There are precious few things as reliably entertaining and visually promiscuous as an of Montreal concert. Fireworks. Super Bowl half-time shows. Presidential debates in the year 2016.
When Kevin Barnes, faerie extraordinaire, cavorts onto the stage escorted by parasol-toting dancers (and sometimes riding a giant, ambiguous four-legged shaggy animal) everything happening outside the doors of that concert hall matters no more. Barnes creates for his audience their own private dimension, and he fills it with the weirdest things he can think of. If the concertgoer can tear their eyes away from the swaying, ambiguous figures on stage and focus their attention on the backdrop, they are in for a treat. I would be hard-pressed to detail even a fifth of the brilliant imagery woven into of Montreal's projection videos. There are many eyeballs. It's glorious.

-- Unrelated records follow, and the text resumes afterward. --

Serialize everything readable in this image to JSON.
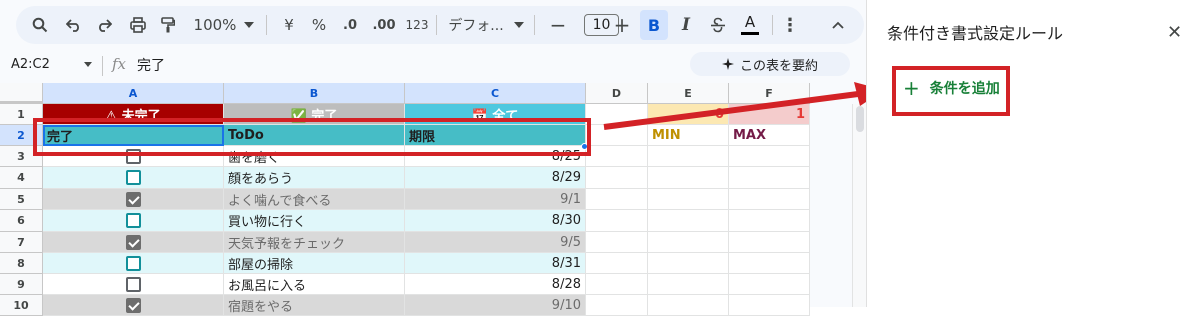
{
  "toolbar": {
    "zoom": "100%",
    "currency": "¥",
    "percent": "%",
    "decrease_decimal": ".0",
    "increase_decimal": ".00",
    "number_format": "123",
    "font_name": "デフォ...",
    "font_size": "10",
    "minus": "−",
    "plus": "+",
    "bold": "B",
    "italic": "I",
    "text_color": "A",
    "more": "⋮",
    "collapse": "^"
  },
  "formula_bar": {
    "name_box": "A2:C2",
    "fx": "fx",
    "content": "完了",
    "summarize_label": "この表を要約",
    "summarize_icon": "sparkle-icon"
  },
  "columns": [
    "A",
    "B",
    "C",
    "D",
    "E",
    "F"
  ],
  "rows": [
    "1",
    "2",
    "3",
    "4",
    "5",
    "6",
    "7",
    "8",
    "9",
    "10"
  ],
  "row1": {
    "a": "⚠ 未完了",
    "b": "✅ 完了",
    "c": "📅 全て",
    "e": "0",
    "f": "1"
  },
  "header_row": {
    "a": "完了",
    "b": "ToDo",
    "c": "期限",
    "e": "MIN",
    "f": "MAX"
  },
  "tasks": [
    {
      "checked": false,
      "todo": "歯を磨く",
      "due": "8/25"
    },
    {
      "checked": false,
      "todo": "顔をあらう",
      "due": "8/29"
    },
    {
      "checked": true,
      "todo": "よく噛んで食べる",
      "due": "9/1"
    },
    {
      "checked": false,
      "todo": "買い物に行く",
      "due": "8/30"
    },
    {
      "checked": true,
      "todo": "天気予報をチェック",
      "due": "9/5"
    },
    {
      "checked": false,
      "todo": "部屋の掃除",
      "due": "8/31"
    },
    {
      "checked": false,
      "todo": "お風呂に入る",
      "due": "8/28"
    },
    {
      "checked": true,
      "todo": "宿題をやる",
      "due": "9/10"
    }
  ],
  "colors": {
    "pending_header": "#a70000",
    "done_header": "#bdbdbd",
    "all_header": "#4ec8df",
    "header_row": "#46bdc6",
    "done_row": "#d9d9d9",
    "teal_row": "#e0f7fa",
    "annotation_red": "#d32226",
    "min_label": "#bf9000",
    "max_label": "#741b47"
  },
  "panel": {
    "title": "条件付き書式設定ルール",
    "close": "✕",
    "add_rule_plus": "+",
    "add_rule_label": "条件を追加"
  }
}
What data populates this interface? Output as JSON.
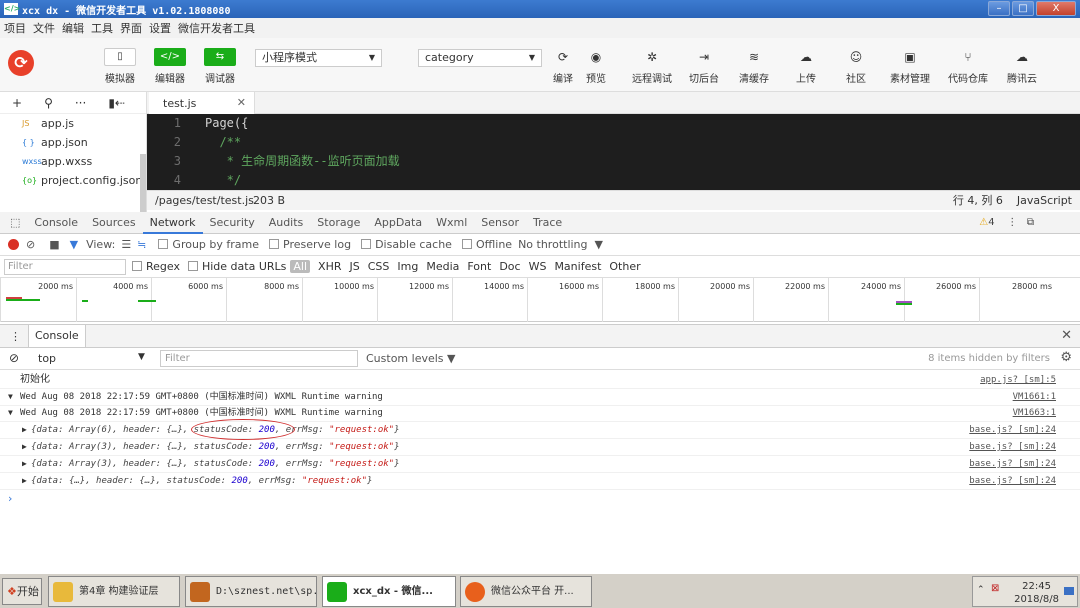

The music on this tour in question is infused with the vicious electronic edge present on of Montreal's 2016 LP, Innocence Reaches. Barnes has reached back into his discography and retooled new music, old music, rarities and staples with the new and aggressive sound that dominates his 14th record. On past tours, he played guitar on nearly every song. On this tour, having fully metamorphosed into an immaterial Bowie-colored butterfly, he plays guitar on perhaps a third. Freed from that nine-pound block of mahogany and carrying only a microphone, his audience interaction is more personal than ever.
Kevin does not shy away from political and ethical commentary in his music, but he typically allows that commentary to dance in the abstract (on False Priest's closing track, for example, he sings "if you think some prophet's words are more important than your brother . . . you're ill . . . and you're wrong"). While he avoids taking easy shots at specific figures or movements in his music, he allows the props in his performances to express his political leanings in gleeful (and often, overtly sexual) abandon.
Only at an of Montreal show can one reliably expect to see a giant inflatable phallus with the face of Donald Trump, several equally androgynous costume changes, and amorphous iridescent body suits with the approximate texture of a puffer ball all in one night. And, at the merch table, his art director/brother David Barnes' glorious sculptures, covered in a multitude of small, odd protrusions and unlikely limbs.
There's a $20 bill in your wallet. What were you planning to spend it on? Gas? Coffee at Blue State? Durham Fair admission? Damn the coffee, I say, and damn the bunnies, bovines and artisanal alpaca wool outerwear! Let that $20 bill do what it is itching to do. Let it march right out of your wallet and into David and Kevin Barnes' sweaty outstretched palms. Catch of Montreal on this tour, their next tour . . . any tour. The experience is impossible to regret.
What we're listening to.